In addition, organizations such as the Sustainable Hospitality Alliance (SHA) also play a significant role in leading the industry. SHA launched both the Hotel Carbon Monitor Initiative (HCMI) in 2012 and the Hotel Water Monitoring Initiative (HWMI) in 2016, which assesses carbon consumption and requires input from several metrics, including accommodation size, rooms booked per year, electricity and gas consumption. And that the laundry is imported.
There is a major shift in consumer behavior and values. They gained a greater understanding of the impact of climate change and how changes such as recycling, eating locally grown produce and reducing plastic use are becoming commonplace.
By applying a strong framework to eco-friendly and sustainable programs, destination travel providers can not only reduce costs and protect the Earth for future generations, but also create product integrity. It is becoming popular for travelers and consumers to choose travel partners based on the company’s commitment to the cause.
At a time when the industry is looking to reinvent itself, sustainability offers an opportunity to increase profitability, return capital, and most importantly, improve the planet we all live on.
As the wider community becomes more aware of the impacts of climate change, the demand for sustainable shelters will continue to grow.
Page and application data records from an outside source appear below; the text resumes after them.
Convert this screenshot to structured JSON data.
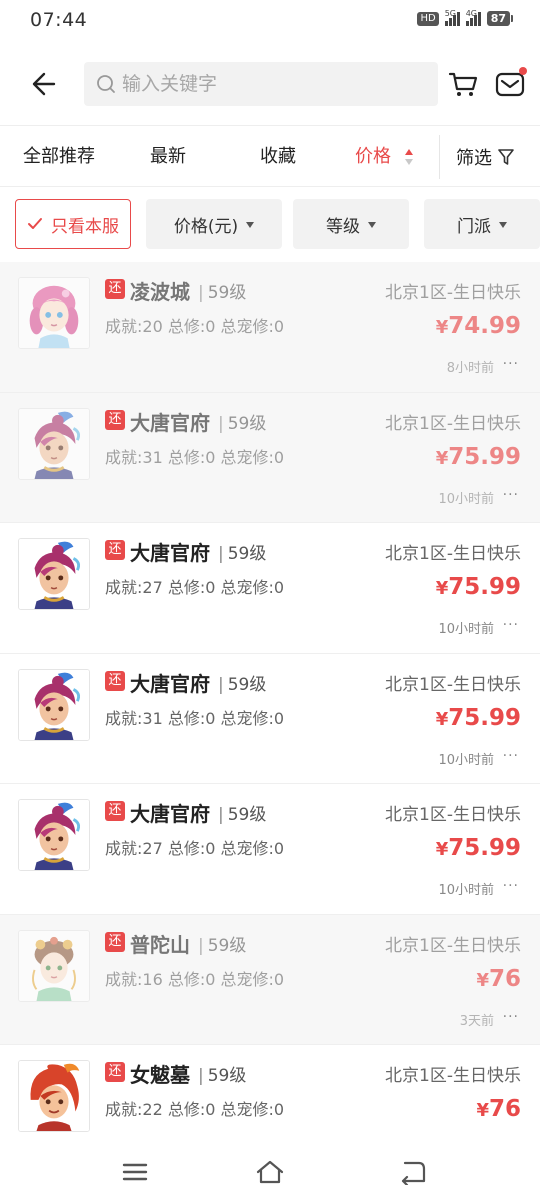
{
  "status": {
    "time": "07:44",
    "hd": "HD",
    "net1": "5G",
    "net2": "4G",
    "battery": "87"
  },
  "search": {
    "placeholder": "输入关键字"
  },
  "sort_tabs": [
    {
      "label": "全部推荐"
    },
    {
      "label": "最新"
    },
    {
      "label": "收藏"
    },
    {
      "label": "价格",
      "active": true
    }
  ],
  "filter_label": "筛选",
  "chips": [
    {
      "label": "只看本服",
      "selected": true
    },
    {
      "label": "价格(元)"
    },
    {
      "label": "等级"
    },
    {
      "label": "门派"
    }
  ],
  "tag_label": "还",
  "listings": [
    {
      "name": "凌波城",
      "level": "59级",
      "stats": "成就:20 总修:0 总宠修:0",
      "server": "北京1区-生日快乐",
      "price": "74.99",
      "time": "8小时前",
      "dim": true,
      "avatar": "avatar-pink-girl"
    },
    {
      "name": "大唐官府",
      "level": "59级",
      "stats": "成就:31 总修:0 总宠修:0",
      "server": "北京1区-生日快乐",
      "price": "75.99",
      "time": "10小时前",
      "dim": true,
      "avatar": "avatar-red-warrior"
    },
    {
      "name": "大唐官府",
      "level": "59级",
      "stats": "成就:27 总修:0 总宠修:0",
      "server": "北京1区-生日快乐",
      "price": "75.99",
      "time": "10小时前",
      "dim": false,
      "avatar": "avatar-red-warrior"
    },
    {
      "name": "大唐官府",
      "level": "59级",
      "stats": "成就:31 总修:0 总宠修:0",
      "server": "北京1区-生日快乐",
      "price": "75.99",
      "time": "10小时前",
      "dim": false,
      "avatar": "avatar-red-warrior"
    },
    {
      "name": "大唐官府",
      "level": "59级",
      "stats": "成就:27 总修:0 总宠修:0",
      "server": "北京1区-生日快乐",
      "price": "75.99",
      "time": "10小时前",
      "dim": false,
      "avatar": "avatar-red-warrior"
    },
    {
      "name": "普陀山",
      "level": "59级",
      "stats": "成就:16 总修:0 总宠修:0",
      "server": "北京1区-生日快乐",
      "price": "76",
      "time": "3天前",
      "dim": true,
      "avatar": "avatar-fairy-girl"
    },
    {
      "name": "女魃墓",
      "level": "59级",
      "stats": "成就:22 总修:0 总宠修:0",
      "server": "北京1区-生日快乐",
      "price": "76",
      "time": "",
      "dim": false,
      "avatar": "avatar-fire-girl"
    }
  ],
  "currency": "¥",
  "colors": {
    "accent": "#e84a4a",
    "text": "#222222",
    "muted": "#888888",
    "chip_bg": "#f2f2f2"
  }
}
In turn, major hospitality chains are finding that operating a more environmentally friendly hotel not only saves costs, but also makes their properties more ethically attractive.
As the hospitality industry continues to take steps to become ESG compliant, owners, investors and operators are implementing ESG into their overall strategy. As a result, the destination’s travel sector is primed to move to NZC as it offers guests the environmentally friendly options they need.
Reprinted from Hotel Business Review with permission from http://www.hotelexecutive.com/